The moral and historical significance of these gestures, individually and collectively, is not lost on Train players or spectators. The game not only forces the player to manhandle people, it also forces him to figure out how to do so.
In so doing, the sense of complicity which at first seems tied only to the game's ending creeps anxiously into every action the player performs.
Simple, trivial acts like picking up game tokens or moving pieces along the board take on rich multiplicities of meaning in the minds of players and spectators alike thanks to the game's striking ambiguity. In this game, the action one performs is important as such, not just in relation to the outcome it produces.
The relevance of gameplay gestures can be found in aspects of Train that have little to do with the progress of gameplay. For example, sometimes players have the opportunity to remove tokens from opponents' boxcars.
The game never tells the player what to do with these tokens, so one could just as easily hide them in a pocket, "saving" the victims, as one could return them to play. One might even choose a different method of removal in an attempt to signal contempt to an opponent, a gentle touch that says, implicitly, "let's stop."
The game's setup engenders gestural significance as well. At its start, the yellow tokens are lined up in rows at the side of the table. As players reach for people to stuff into their boxcars, these neat rows become disturbed, uneven.
Even as a spectator, participants may find it difficult to resist "fixing" these disorderly lines of people, returning them to a more uniform and stable state. Here we find a gesture that bears meaning even if it is not consummated.

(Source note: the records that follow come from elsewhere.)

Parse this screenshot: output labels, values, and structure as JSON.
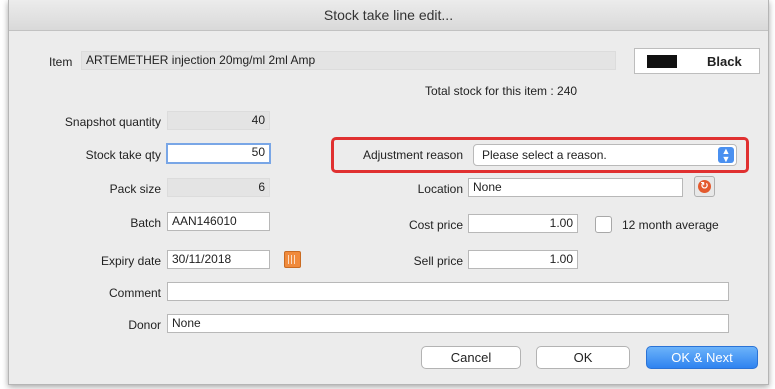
{
  "window": {
    "title": "Stock take line edit..."
  },
  "item": {
    "label": "Item",
    "value": "ARTEMETHER injection 20mg/ml 2ml Amp",
    "color_name": "Black",
    "swatch_color": "#111111",
    "total_stock": "Total stock for this item : 240"
  },
  "form": {
    "snapshot_label": "Snapshot quantity",
    "snapshot_value": "40",
    "stocktake_label": "Stock take qty",
    "stocktake_value": "50",
    "packsize_label": "Pack size",
    "packsize_value": "6",
    "batch_label": "Batch",
    "batch_value": "AAN146010",
    "expiry_label": "Expiry date",
    "expiry_value": "30/11/2018",
    "comment_label": "Comment",
    "comment_value": "",
    "donor_label": "Donor",
    "donor_value": "None",
    "adjustment_label": "Adjustment reason",
    "adjustment_value": "Please select a reason.",
    "location_label": "Location",
    "location_value": "None",
    "cost_label": "Cost price",
    "cost_value": "1.00",
    "avg_label": "12 month average",
    "sell_label": "Sell price",
    "sell_value": "1.00"
  },
  "buttons": {
    "cancel": "Cancel",
    "ok": "OK",
    "ok_next": "OK & Next"
  },
  "colors": {
    "highlight": "#e03030",
    "primary_button": "#2f83f0"
  }
}
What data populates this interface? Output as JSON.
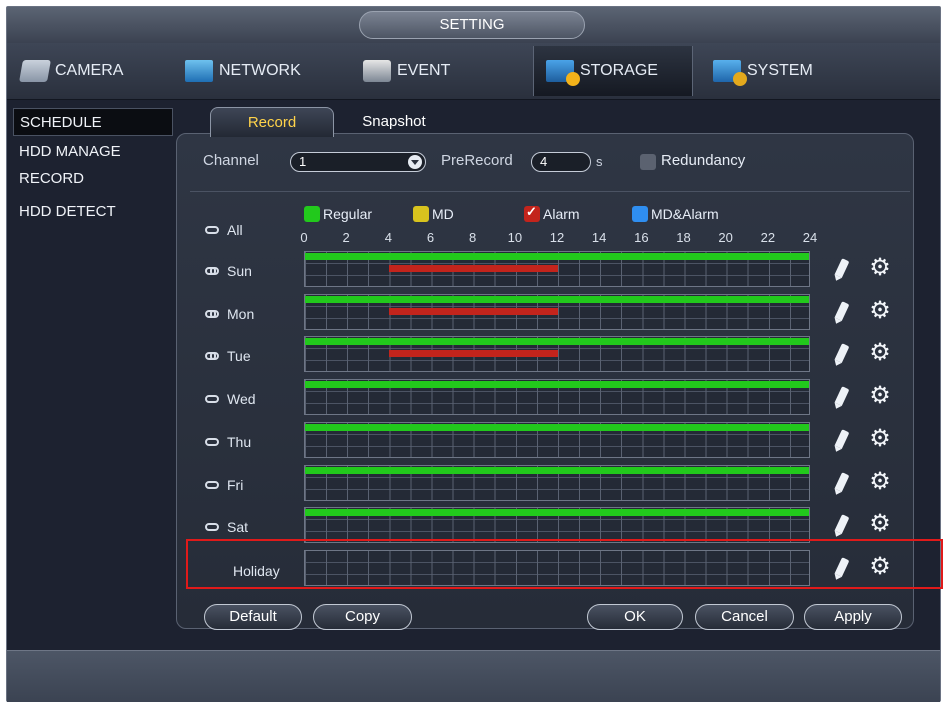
{
  "window": {
    "title": "SETTING"
  },
  "main_tabs": [
    {
      "label": "CAMERA",
      "icon": "camera-icon"
    },
    {
      "label": "NETWORK",
      "icon": "network-icon"
    },
    {
      "label": "EVENT",
      "icon": "event-icon"
    },
    {
      "label": "STORAGE",
      "icon": "storage-icon",
      "active": true
    },
    {
      "label": "SYSTEM",
      "icon": "system-icon"
    }
  ],
  "sidebar": {
    "items": [
      {
        "label": "SCHEDULE",
        "active": true
      },
      {
        "label": "HDD MANAGE"
      },
      {
        "label": "RECORD"
      },
      {
        "label": "HDD DETECT"
      }
    ]
  },
  "sub_tabs": {
    "record": "Record",
    "snapshot": "Snapshot",
    "active": "Record"
  },
  "form": {
    "channel_label": "Channel",
    "channel_value": "1",
    "prerecord_label": "PreRecord",
    "prerecord_value": "4",
    "prerecord_unit": "s",
    "redundancy_label": "Redundancy",
    "redundancy_checked": false
  },
  "legend": [
    {
      "label": "Regular",
      "color": "#22c91c",
      "checked": false
    },
    {
      "label": "MD",
      "color": "#d8c31e",
      "checked": false
    },
    {
      "label": "Alarm",
      "color": "#c3241c",
      "checked": true
    },
    {
      "label": "MD&Alarm",
      "color": "#2f8ef0",
      "checked": false
    }
  ],
  "all_label": "All",
  "hours": [
    "0",
    "2",
    "4",
    "6",
    "8",
    "10",
    "12",
    "14",
    "16",
    "18",
    "20",
    "22",
    "24"
  ],
  "days": [
    {
      "label": "Sun",
      "linked": true,
      "regular": [
        [
          0,
          24
        ]
      ],
      "alarm": [
        [
          4,
          12
        ]
      ]
    },
    {
      "label": "Mon",
      "linked": true,
      "regular": [
        [
          0,
          24
        ]
      ],
      "alarm": [
        [
          4,
          12
        ]
      ]
    },
    {
      "label": "Tue",
      "linked": true,
      "regular": [
        [
          0,
          24
        ]
      ],
      "alarm": [
        [
          4,
          12
        ]
      ]
    },
    {
      "label": "Wed",
      "linked": false,
      "regular": [
        [
          0,
          24
        ]
      ],
      "alarm": []
    },
    {
      "label": "Thu",
      "linked": false,
      "regular": [
        [
          0,
          24
        ]
      ],
      "alarm": []
    },
    {
      "label": "Fri",
      "linked": false,
      "regular": [
        [
          0,
          24
        ]
      ],
      "alarm": []
    },
    {
      "label": "Sat",
      "linked": false,
      "regular": [
        [
          0,
          24
        ]
      ],
      "alarm": []
    }
  ],
  "holiday": {
    "label": "Holiday",
    "regular": [],
    "alarm": []
  },
  "buttons": {
    "default": "Default",
    "copy": "Copy",
    "ok": "OK",
    "cancel": "Cancel",
    "apply": "Apply"
  },
  "colors": {
    "highlight": "#e01a1a",
    "active_tab_text": "#ffd34a"
  }
}
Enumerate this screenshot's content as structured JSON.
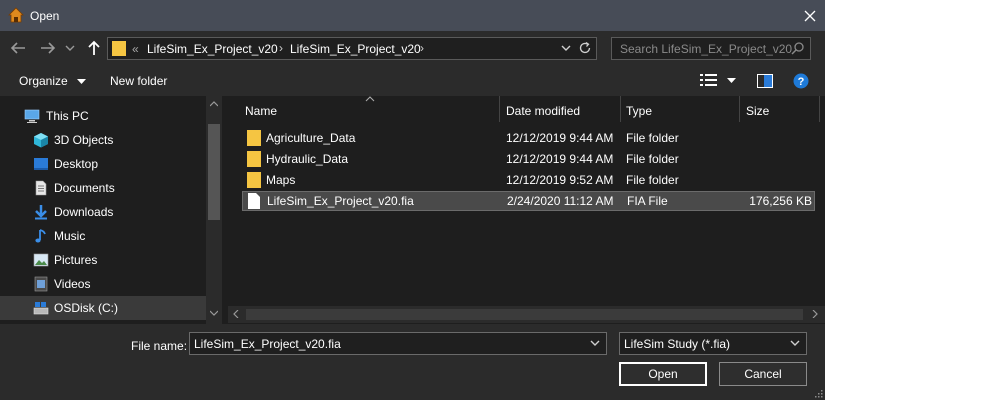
{
  "window": {
    "title": "Open"
  },
  "nav": {
    "crumb_prefix": "«",
    "crumbs": [
      "LifeSim_Ex_Project_v20",
      "LifeSim_Ex_Project_v20"
    ],
    "search_placeholder": "Search LifeSim_Ex_Project_v20"
  },
  "toolbar": {
    "organize_label": "Organize",
    "new_folder_label": "New folder"
  },
  "sidebar": {
    "items": [
      {
        "label": "This PC",
        "icon": "pc-icon"
      },
      {
        "label": "3D Objects",
        "icon": "3d-objects-icon"
      },
      {
        "label": "Desktop",
        "icon": "desktop-icon"
      },
      {
        "label": "Documents",
        "icon": "documents-icon"
      },
      {
        "label": "Downloads",
        "icon": "downloads-icon"
      },
      {
        "label": "Music",
        "icon": "music-icon"
      },
      {
        "label": "Pictures",
        "icon": "pictures-icon"
      },
      {
        "label": "Videos",
        "icon": "videos-icon"
      },
      {
        "label": "OSDisk (C:)",
        "icon": "drive-icon"
      }
    ]
  },
  "columns": {
    "name": "Name",
    "date": "Date modified",
    "type": "Type",
    "size": "Size"
  },
  "files": [
    {
      "name": "Agriculture_Data",
      "date": "12/12/2019 9:44 AM",
      "type": "File folder",
      "size": "",
      "kind": "folder"
    },
    {
      "name": "Hydraulic_Data",
      "date": "12/12/2019 9:44 AM",
      "type": "File folder",
      "size": "",
      "kind": "folder"
    },
    {
      "name": "Maps",
      "date": "12/12/2019 9:52 AM",
      "type": "File folder",
      "size": "",
      "kind": "folder"
    },
    {
      "name": "LifeSim_Ex_Project_v20.fia",
      "date": "2/24/2020 11:12 AM",
      "type": "FIA File",
      "size": "176,256 KB",
      "kind": "file"
    }
  ],
  "bottom": {
    "file_name_label": "File name:",
    "file_name_value": "LifeSim_Ex_Project_v20.fia",
    "filter_value": "LifeSim Study (*.fia)",
    "open_label": "Open",
    "cancel_label": "Cancel"
  },
  "colors": {
    "folder": "#f5c542",
    "accent": "#1e90ff",
    "titlebar": "#474c57"
  }
}
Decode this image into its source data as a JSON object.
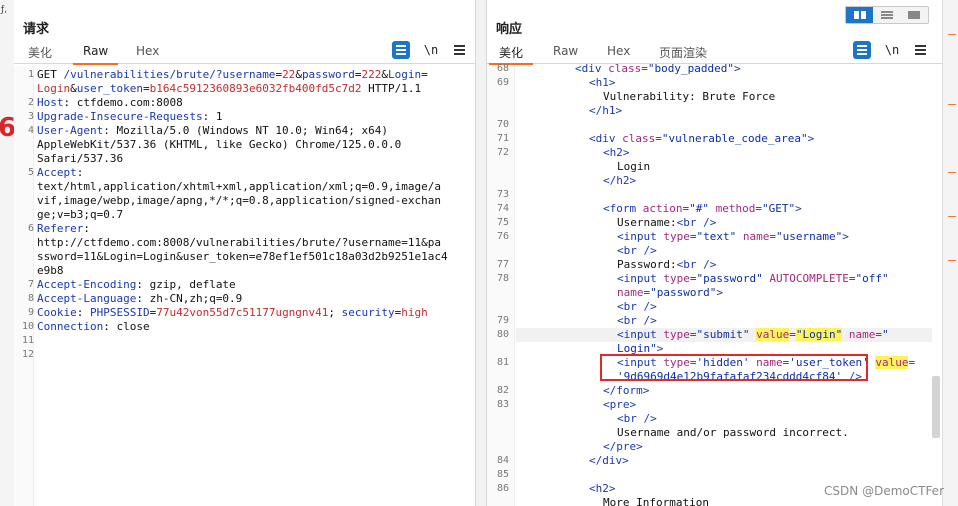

The sinking feeling that accompanies it is palpable -- one cannot help but admit that there is a measure of comfort in extreme order, and that such comfort is one tiny pebble in the foundation of fascism.
Even the game's rules impart gestural meaning. The rules are intentionally ambiguous, and players will find themselves referring back to them frequently. Brathwaite managed to acquire an authentic SS typewriter for the game (complete with SS sigrune above the 5 key), which she used to type up the rules.
These sheets are placed in the typewriter at the start of the game. In order to read or review them, players must get up and face the typewriter, turning its knobs to reveal the desired text or to remove the sheets.
As one leans in to read the page or to handle the typewriter, game rules instantly become military orders. One cannot help but allow sensations of loyalty and treachery, pride and disgust to well up with each click of the typewriter platen.